A Lynchburg park will soon have documentation of the birds that call it home—thanks to a Randolph College student.
Tristan Luxner ’15 spent part of his summer trekking through Ivy Creek Park with a camera and listening for bird calls. “I can isolate a lot of bird noises, and I can pick out ones that I am familiar with and not familiar with, and judge which way to go,” he said.
When he has a bird in sight, he shoots—with his Canon EOS Rebel T3i camera. Then he uses that picture, along with his memory of the call the bird made, to identify it.
“I’ve definitely developed a set of skills that have helped me track and observe birds at the closest distance possible,” Luxner said.
His bird tracking began earlier this year when he requested a Randolph Innovative Student Experience (RISE) grant. The RISE program allows students to apply for up to $2,000 to pay for equipment, materials, travel, and other costs to support research and creative works. Luxner used his RISE award to purchase a camera and lenses to assist him in documenting the species of birds that find their homes on the Randolph College campus.
During the spring semester, Luxner walked throughout the Randolph campus, including the developed portion of campus as well as the forestland behind, to track and photograph birds. With some help from Doug Shedd, the Catherine Ehrman Thoresen and William E. Thoresen Professor of Biology, he identified more than 60 species of bird on campus.
“I got close to some pretty rare birds,” he said. For example, he was able to get 20 yards away from a broad-winged hawk behind the soccer field. He also found a male woodduck, a vibrantly colored and rare duck, and a pileated woodpecker.
At the same time, he was taking an ornithology and mammalogy class from Shedd. The RISE project and the class worked together to develop a new interest. “That really sparked something. That’s what I want to do,” he said.
This summer, Luxner completed his internship at Ivy Creek Park by helping build and maintain trails. When that work finished, he proposed repeating his bird identification project there.
To date, Luxner has identified more than 30 species at Ivy Creek Park, including a green heron and a great blue heron.

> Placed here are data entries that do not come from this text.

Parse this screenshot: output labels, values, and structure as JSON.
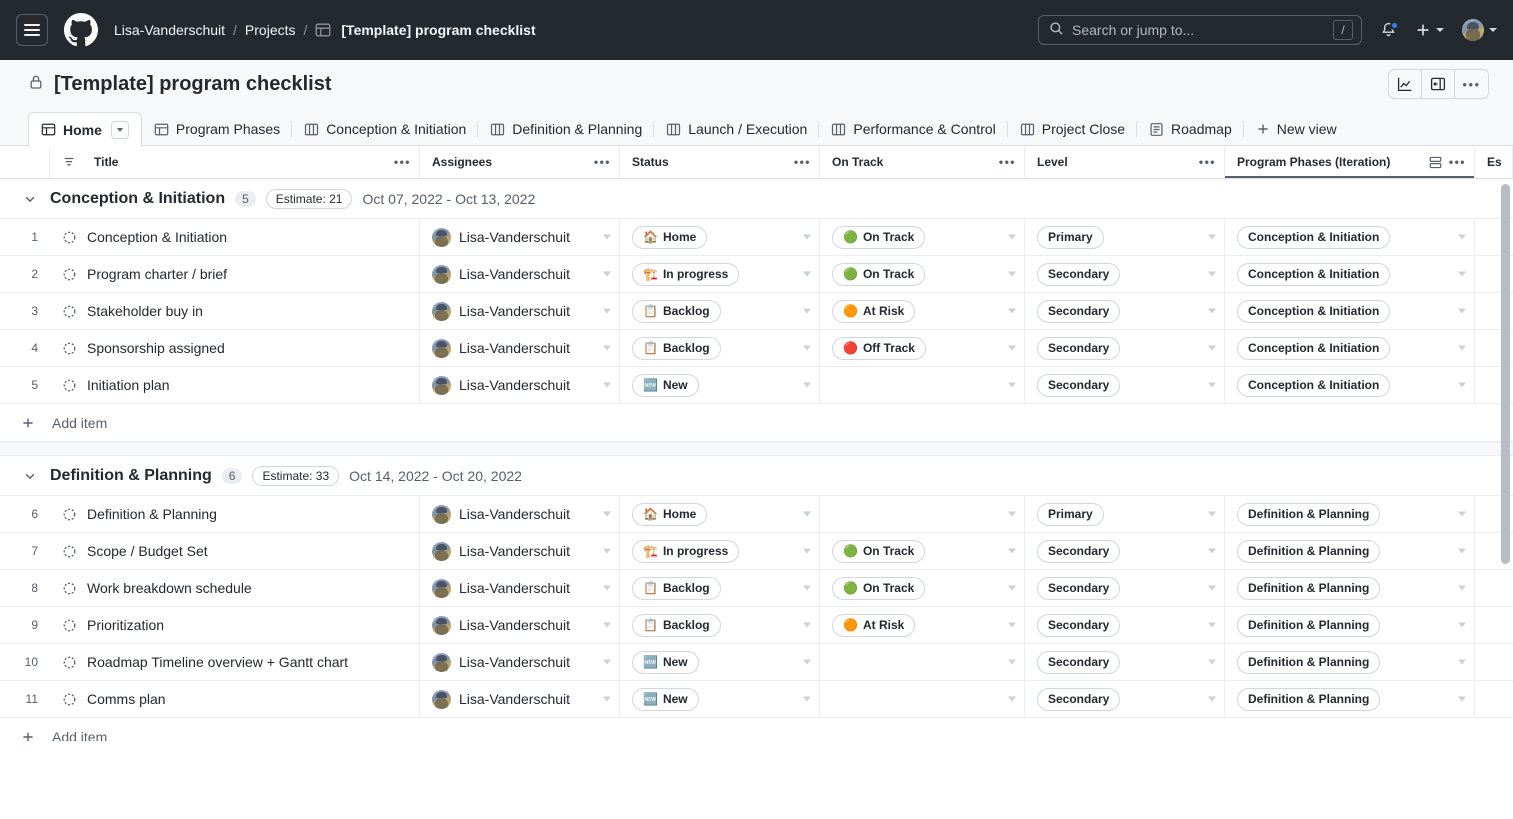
{
  "header": {
    "menu_icon": "hamburger-icon",
    "logo_icon": "github-mark-icon",
    "breadcrumb": {
      "owner": "Lisa-Vanderschuit",
      "section": "Projects",
      "project_icon": "project-table-icon",
      "current": "[Template] program checklist",
      "separator": "/"
    },
    "search": {
      "placeholder": "Search or jump to...",
      "icon": "search-icon",
      "shortcut": "/"
    },
    "notifications_icon": "bell-icon",
    "create_icon": "plus-icon",
    "avatar": "user-avatar"
  },
  "project": {
    "lock_icon": "lock-icon",
    "title": "[Template] program checklist",
    "actions": [
      {
        "name": "insights-button",
        "icon": "line-chart-icon"
      },
      {
        "name": "side-panel-button",
        "icon": "side-panel-icon"
      },
      {
        "name": "project-menu-button",
        "icon": "kebab-icon"
      }
    ]
  },
  "tabs": [
    {
      "label": "Home",
      "icon": "table-icon",
      "active": true,
      "has_caret": true
    },
    {
      "label": "Program Phases",
      "icon": "table-icon",
      "active": false
    },
    {
      "label": "Conception & Initiation",
      "icon": "board-icon",
      "active": false
    },
    {
      "label": "Definition & Planning",
      "icon": "board-icon",
      "active": false
    },
    {
      "label": "Launch / Execution",
      "icon": "board-icon",
      "active": false
    },
    {
      "label": "Performance & Control",
      "icon": "board-icon",
      "active": false
    },
    {
      "label": "Project Close",
      "icon": "board-icon",
      "active": false
    },
    {
      "label": "Roadmap",
      "icon": "roadmap-icon",
      "active": false
    }
  ],
  "new_view": {
    "label": "New view",
    "icon": "plus-icon"
  },
  "columns": [
    {
      "key": "num",
      "label": ""
    },
    {
      "key": "title",
      "label": "Title",
      "icon": "sort-icon",
      "kebab": "•••"
    },
    {
      "key": "assignees",
      "label": "Assignees",
      "kebab": "•••"
    },
    {
      "key": "status",
      "label": "Status",
      "kebab": "•••"
    },
    {
      "key": "ontrack",
      "label": "On Track",
      "kebab": "•••"
    },
    {
      "key": "level",
      "label": "Level",
      "kebab": "•••"
    },
    {
      "key": "phase",
      "label": "Program Phases (Iteration)",
      "icon": "group-by-icon",
      "kebab": "•••",
      "active": true
    },
    {
      "key": "estimate",
      "label": "Es"
    }
  ],
  "add_item": {
    "label": "Add item",
    "icon": "plus-icon"
  },
  "groups": [
    {
      "name": "Conception & Initiation",
      "count": "5",
      "estimate": "Estimate: 21",
      "dates": "Oct 07, 2022 - Oct 13, 2022",
      "collapse_icon": "chevron-down-icon",
      "rows": [
        {
          "num": "1",
          "title": "Conception & Initiation",
          "assignee": "Lisa-Vanderschuit",
          "status": "Home",
          "status_emoji": "🏠",
          "ontrack": "On Track",
          "ontrack_emoji": "🟢",
          "level": "Primary",
          "phase": "Conception & Initiation"
        },
        {
          "num": "2",
          "title": "Program charter / brief",
          "assignee": "Lisa-Vanderschuit",
          "status": "In progress",
          "status_emoji": "🏗️",
          "ontrack": "On Track",
          "ontrack_emoji": "🟢",
          "level": "Secondary",
          "phase": "Conception & Initiation"
        },
        {
          "num": "3",
          "title": "Stakeholder buy in",
          "assignee": "Lisa-Vanderschuit",
          "status": "Backlog",
          "status_emoji": "📋",
          "ontrack": "At Risk",
          "ontrack_emoji": "🟠",
          "level": "Secondary",
          "phase": "Conception & Initiation"
        },
        {
          "num": "4",
          "title": "Sponsorship assigned",
          "assignee": "Lisa-Vanderschuit",
          "status": "Backlog",
          "status_emoji": "📋",
          "ontrack": "Off Track",
          "ontrack_emoji": "🔴",
          "level": "Secondary",
          "phase": "Conception & Initiation"
        },
        {
          "num": "5",
          "title": "Initiation plan",
          "assignee": "Lisa-Vanderschuit",
          "status": "New",
          "status_emoji": "🆕",
          "ontrack": "",
          "ontrack_emoji": "",
          "level": "Secondary",
          "phase": "Conception & Initiation"
        }
      ]
    },
    {
      "name": "Definition & Planning",
      "count": "6",
      "estimate": "Estimate: 33",
      "dates": "Oct 14, 2022 - Oct 20, 2022",
      "collapse_icon": "chevron-down-icon",
      "rows": [
        {
          "num": "6",
          "title": "Definition & Planning",
          "assignee": "Lisa-Vanderschuit",
          "status": "Home",
          "status_emoji": "🏠",
          "ontrack": "",
          "ontrack_emoji": "",
          "level": "Primary",
          "phase": "Definition & Planning"
        },
        {
          "num": "7",
          "title": "Scope / Budget Set",
          "assignee": "Lisa-Vanderschuit",
          "status": "In progress",
          "status_emoji": "🏗️",
          "ontrack": "On Track",
          "ontrack_emoji": "🟢",
          "level": "Secondary",
          "phase": "Definition & Planning"
        },
        {
          "num": "8",
          "title": "Work breakdown schedule",
          "assignee": "Lisa-Vanderschuit",
          "status": "Backlog",
          "status_emoji": "📋",
          "ontrack": "On Track",
          "ontrack_emoji": "🟢",
          "level": "Secondary",
          "phase": "Definition & Planning"
        },
        {
          "num": "9",
          "title": "Prioritization",
          "assignee": "Lisa-Vanderschuit",
          "status": "Backlog",
          "status_emoji": "📋",
          "ontrack": "At Risk",
          "ontrack_emoji": "🟠",
          "level": "Secondary",
          "phase": "Definition & Planning"
        },
        {
          "num": "10",
          "title": "Roadmap Timeline overview + Gantt chart",
          "assignee": "Lisa-Vanderschuit",
          "status": "New",
          "status_emoji": "🆕",
          "ontrack": "",
          "ontrack_emoji": "",
          "level": "Secondary",
          "phase": "Definition & Planning"
        },
        {
          "num": "11",
          "title": "Comms plan",
          "assignee": "Lisa-Vanderschuit",
          "status": "New",
          "status_emoji": "🆕",
          "ontrack": "",
          "ontrack_emoji": "",
          "level": "Secondary",
          "phase": "Definition & Planning"
        }
      ]
    }
  ],
  "colors": {
    "header_bg": "#24292f",
    "accent": "#2f81f7",
    "on_track": "#1f9d2f",
    "at_risk": "#e68a00",
    "off_track": "#e02020",
    "surface": "#f6f8fa",
    "border": "#d8dee4"
  }
}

Luxner hopes to enroll in workshops to learn about tagging and tracking migratory birds and hopes all of these experiences will help prepare him for a career as an avian field technician. “I really want to be good at that,” he said. “I really enjoy it and would love to make a career out of it.”